This isn’t part of the eulogy I delivered, but here is just one of the stories his colleagues passed on: Once, there was a bug in some proprietary package the team depended on. The vendors themselves couldn’t figure it out, so papa decompiled it and figured out the bug in assembly.

The subfield papa focused almost his entire career on was finite element analysis. His software (his own FEA package, QuickField, as well as the LightTools package from Synopsys) has been used in prestigious research labs and for medical research, which he was immensely proud of.

But Papa wasn’t just a hard science guy. He loved music, literature, and film, especially the Italians. He worked hard to pass along those passions. Mama and papa took us to many, many concerts, operas, and ballets. I have many fond memories falling asleep at them.

Papa and I started, and fell asleep during, 8½ at least three times. I find it strangely comforting that papa and I finally watched Brat together last year. The whole movie he reminded me, “You realize this is ironic, right?”

It will surprise no one to hear that Papa was an absolute sweetheart. Of course, he was incredibly sarcastic and ironic. But he loved to tell us he loved us. He told us he was proud of us. He called us nicknames like malish. He sent us hearts, gave us hugs, held our hands – even as adults. Even just a few weeks ago. He was an incredibly affectionate person.

But, of course, I must talk about papa’s energy.

He was exuberant. He was magnificent. Where others held back, he went all out. He always bought too much food. Made sure our wine glasses were full. He made adventures of everything: of vacation, of taking a walk, of getting pastries in the morning.

He was, as mama says, a comet. Gugonya, his mother, says he had a motor in his ass.

Sometimes I wonder where all that energy has gone now that he’s passed. But when I look at Eamon and Leo, I think I know.

Papa had no trouble matching toddler energy. Maybe he even topped it.

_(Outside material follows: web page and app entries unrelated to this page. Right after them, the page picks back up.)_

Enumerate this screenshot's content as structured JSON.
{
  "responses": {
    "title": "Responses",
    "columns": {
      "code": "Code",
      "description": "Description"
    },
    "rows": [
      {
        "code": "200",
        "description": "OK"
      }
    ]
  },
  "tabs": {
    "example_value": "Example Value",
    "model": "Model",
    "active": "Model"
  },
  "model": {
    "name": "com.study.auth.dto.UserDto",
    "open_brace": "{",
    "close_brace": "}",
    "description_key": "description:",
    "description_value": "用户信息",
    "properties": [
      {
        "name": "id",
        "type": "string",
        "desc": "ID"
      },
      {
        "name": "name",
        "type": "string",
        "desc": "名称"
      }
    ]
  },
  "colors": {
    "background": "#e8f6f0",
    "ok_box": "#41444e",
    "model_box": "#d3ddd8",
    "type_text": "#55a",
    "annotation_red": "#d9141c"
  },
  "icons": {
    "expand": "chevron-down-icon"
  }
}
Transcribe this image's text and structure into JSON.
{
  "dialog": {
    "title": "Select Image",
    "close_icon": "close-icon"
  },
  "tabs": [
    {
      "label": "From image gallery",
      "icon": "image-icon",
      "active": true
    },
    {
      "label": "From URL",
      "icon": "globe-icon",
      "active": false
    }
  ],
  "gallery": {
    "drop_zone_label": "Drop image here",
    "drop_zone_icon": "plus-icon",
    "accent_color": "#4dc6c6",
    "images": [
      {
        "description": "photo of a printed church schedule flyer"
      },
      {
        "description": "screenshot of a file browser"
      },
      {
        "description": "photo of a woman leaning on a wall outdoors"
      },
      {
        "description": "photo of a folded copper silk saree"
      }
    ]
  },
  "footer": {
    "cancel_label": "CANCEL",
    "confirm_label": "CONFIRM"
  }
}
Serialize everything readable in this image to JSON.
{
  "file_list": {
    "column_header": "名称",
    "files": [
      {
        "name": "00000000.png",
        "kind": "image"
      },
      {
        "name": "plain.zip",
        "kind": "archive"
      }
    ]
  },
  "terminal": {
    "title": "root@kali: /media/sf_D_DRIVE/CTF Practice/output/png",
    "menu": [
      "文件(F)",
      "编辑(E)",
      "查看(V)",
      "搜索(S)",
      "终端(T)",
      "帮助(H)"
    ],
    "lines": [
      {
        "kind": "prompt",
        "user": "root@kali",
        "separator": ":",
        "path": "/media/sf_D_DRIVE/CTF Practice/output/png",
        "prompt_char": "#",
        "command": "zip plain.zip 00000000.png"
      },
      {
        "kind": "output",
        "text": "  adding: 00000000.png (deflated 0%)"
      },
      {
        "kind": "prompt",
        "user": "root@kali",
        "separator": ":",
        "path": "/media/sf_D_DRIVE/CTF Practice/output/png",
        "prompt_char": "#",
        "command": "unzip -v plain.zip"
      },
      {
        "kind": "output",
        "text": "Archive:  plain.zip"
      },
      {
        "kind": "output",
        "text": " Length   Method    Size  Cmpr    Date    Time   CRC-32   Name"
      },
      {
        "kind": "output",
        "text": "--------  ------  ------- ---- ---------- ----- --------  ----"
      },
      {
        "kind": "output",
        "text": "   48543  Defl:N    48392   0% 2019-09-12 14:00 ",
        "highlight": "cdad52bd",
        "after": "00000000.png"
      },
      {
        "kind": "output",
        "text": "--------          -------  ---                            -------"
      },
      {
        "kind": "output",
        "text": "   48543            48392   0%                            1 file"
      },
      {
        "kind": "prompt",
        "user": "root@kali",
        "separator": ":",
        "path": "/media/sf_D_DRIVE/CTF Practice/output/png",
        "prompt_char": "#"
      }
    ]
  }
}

Somehow, everything was exciting to him, and if it wasn’t, he made it exciting.

Once, papa told me we were going to walk up Mt Pinos, the tallest peak in Ventura County. We were dressed in shorts. On our way up, we passed people coming down, who were wearing snow gear and gave us concerned and puzzled looks. We had no idea why until we got much higher. I don’t know if we got to the top or not, but after an hour or so we realized that we were freezing cold. We looked at each other and sprinted back down the mountain.

Once, we were hiking in the woods in Oregon. Eventually, we somehow realized we were walking on a bear’s trail. To my relief he agreed to turn around. He did have his limits.

How did this guy have so much more energy than his children, even though he was 30 years older than us? I wondered this often, thinking that something must be wrong with me. I only realized fairly recently that genuinely almost no one is like this. Papa was unique.

Sometimes I was frustrated by all his energy, all the adventures, but now I am glad to have been on every one.

In July, he messaged me to say that he had an unexpected layover in London tomorrow, and we should meet up. So I took Eamon and met him at Gatwick airport. We took the train together to Brighton, a beach town, and I took papa to a seafood shack I had been hoping to show him.

Of course, papa didn’t order mussels or crab like I intended. He ordered something called jellied eel, which I think even most British people would agree is revolting. Papa made a mission to eat all five eels, convincing me the entire time that they were actually delicious and that I should try one. (I did – it wasn’t that good!)

After that we chased Eamon around on the beach for a bit and took the train to Gatwick and said goodbye. All in all, I think we spent three hours together.

I came home that day, and I thought: one day papa will die. And I will wish that I could spend just three more hours with him. And I knew, even then, somehow, that those three hours in Brighton were exactly that.